precipitation outlook june july august 2021
 

Precipitation summary for the same period.

precipitation summary june july august 2021
 

 

Sea Ice Summary for September 2021

The figure below shows the blended Arctic ice chart (AARI, CIS, NIC) for 13-16 September 2021 and sea-ice edge occurrences for 11-15 September for 2000-2019, with total concentration (top), and predominant stage of development (bottom).

Surface air temperature anomalies and the heat content (HC) of the upper layer of the polar oceans influenced the rate of melt this summer. Negative anomalies of ocean heat content in the upper 15 meters of the ocean in July 2021 (MERCATOR Ocean reanalysis, not shown here) slowed ice melt in the Kara, East Siberian and Chukchi Seas. A slow melt was reinforced by negative or neutral surface air temperature anomalies in June, July and August 2021 over parts of the Canadian Arctic, Chukchi Sea, Arctic Basin and eastern parts of the Kara and East Siberian Seas.

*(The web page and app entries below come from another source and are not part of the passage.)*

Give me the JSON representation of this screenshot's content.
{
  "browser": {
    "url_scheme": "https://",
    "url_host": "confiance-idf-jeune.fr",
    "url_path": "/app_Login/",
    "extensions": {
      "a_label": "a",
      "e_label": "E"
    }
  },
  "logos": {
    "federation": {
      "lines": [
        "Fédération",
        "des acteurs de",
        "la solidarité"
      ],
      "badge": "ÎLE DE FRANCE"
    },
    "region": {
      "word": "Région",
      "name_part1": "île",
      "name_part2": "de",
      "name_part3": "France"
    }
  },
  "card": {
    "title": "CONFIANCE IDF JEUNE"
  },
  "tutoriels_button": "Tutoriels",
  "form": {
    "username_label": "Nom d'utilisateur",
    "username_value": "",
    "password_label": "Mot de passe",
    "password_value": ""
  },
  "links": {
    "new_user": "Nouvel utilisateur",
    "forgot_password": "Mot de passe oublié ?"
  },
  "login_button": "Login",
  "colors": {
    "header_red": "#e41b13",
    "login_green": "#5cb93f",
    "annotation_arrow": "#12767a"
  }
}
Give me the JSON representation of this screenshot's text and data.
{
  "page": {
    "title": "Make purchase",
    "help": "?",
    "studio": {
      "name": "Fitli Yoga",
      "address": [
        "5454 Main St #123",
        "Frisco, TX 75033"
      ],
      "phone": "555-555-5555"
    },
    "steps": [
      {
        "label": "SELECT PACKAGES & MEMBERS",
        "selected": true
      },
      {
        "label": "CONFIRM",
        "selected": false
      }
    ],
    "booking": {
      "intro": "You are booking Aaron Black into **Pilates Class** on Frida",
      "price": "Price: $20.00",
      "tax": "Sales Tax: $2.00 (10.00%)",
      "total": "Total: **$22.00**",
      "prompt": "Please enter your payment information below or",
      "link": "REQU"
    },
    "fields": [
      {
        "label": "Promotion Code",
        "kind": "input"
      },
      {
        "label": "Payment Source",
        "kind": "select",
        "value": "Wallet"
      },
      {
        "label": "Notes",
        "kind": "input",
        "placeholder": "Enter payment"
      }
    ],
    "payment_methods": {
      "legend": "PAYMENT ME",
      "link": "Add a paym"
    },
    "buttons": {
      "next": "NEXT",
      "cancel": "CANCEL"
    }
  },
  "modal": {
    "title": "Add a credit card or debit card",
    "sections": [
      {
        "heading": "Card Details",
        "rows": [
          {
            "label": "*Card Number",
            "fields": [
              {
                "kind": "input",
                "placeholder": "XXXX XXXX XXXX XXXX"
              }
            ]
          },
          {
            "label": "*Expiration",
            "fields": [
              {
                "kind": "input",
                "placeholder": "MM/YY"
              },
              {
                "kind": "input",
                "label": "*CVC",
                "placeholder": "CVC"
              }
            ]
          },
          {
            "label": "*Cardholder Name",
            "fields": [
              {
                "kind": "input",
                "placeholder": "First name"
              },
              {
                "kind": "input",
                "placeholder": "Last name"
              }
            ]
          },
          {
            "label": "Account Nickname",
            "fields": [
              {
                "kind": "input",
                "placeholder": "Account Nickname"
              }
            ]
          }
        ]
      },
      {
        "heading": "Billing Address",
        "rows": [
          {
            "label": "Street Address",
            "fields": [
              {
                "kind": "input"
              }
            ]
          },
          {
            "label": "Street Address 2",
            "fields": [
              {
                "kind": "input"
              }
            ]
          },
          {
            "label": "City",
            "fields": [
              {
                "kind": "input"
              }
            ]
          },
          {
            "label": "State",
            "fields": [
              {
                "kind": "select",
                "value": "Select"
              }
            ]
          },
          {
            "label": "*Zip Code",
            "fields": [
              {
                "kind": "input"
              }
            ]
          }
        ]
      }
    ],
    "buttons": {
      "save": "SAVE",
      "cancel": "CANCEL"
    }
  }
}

The 4.8 mln km2 minimum sea-ice extent reached on September 12, 2021 is a 0.9 mln km2 increase compared to last year’s minimum and is the 12th lowest minimum sea-ice extent since 1979, with the minimum summer sea-ice extent observed in 2012 (3.35 mln km2). Estimates of the sea-ice volume based on numerical reanalysis (HYCOM-CICE, PIOMAS, not shown here) also show a slight recovery with a sea-ice volume higher than last year and comparable to September 2017. Ice masses of thick first year ice were present in the Eurasian Arctic throughout the summer and were still present in mid-September as a result, the northern sea route was not consistently ice free this summer. Sea ice conditions in the Beaufort Sea and the Canadian Arctic Archipelago were close to normal with the Northwest Passage closed.

 

sea ice summary september 2021sea ice summary september 2021

No long-range forecast for these sea ice charts for this period.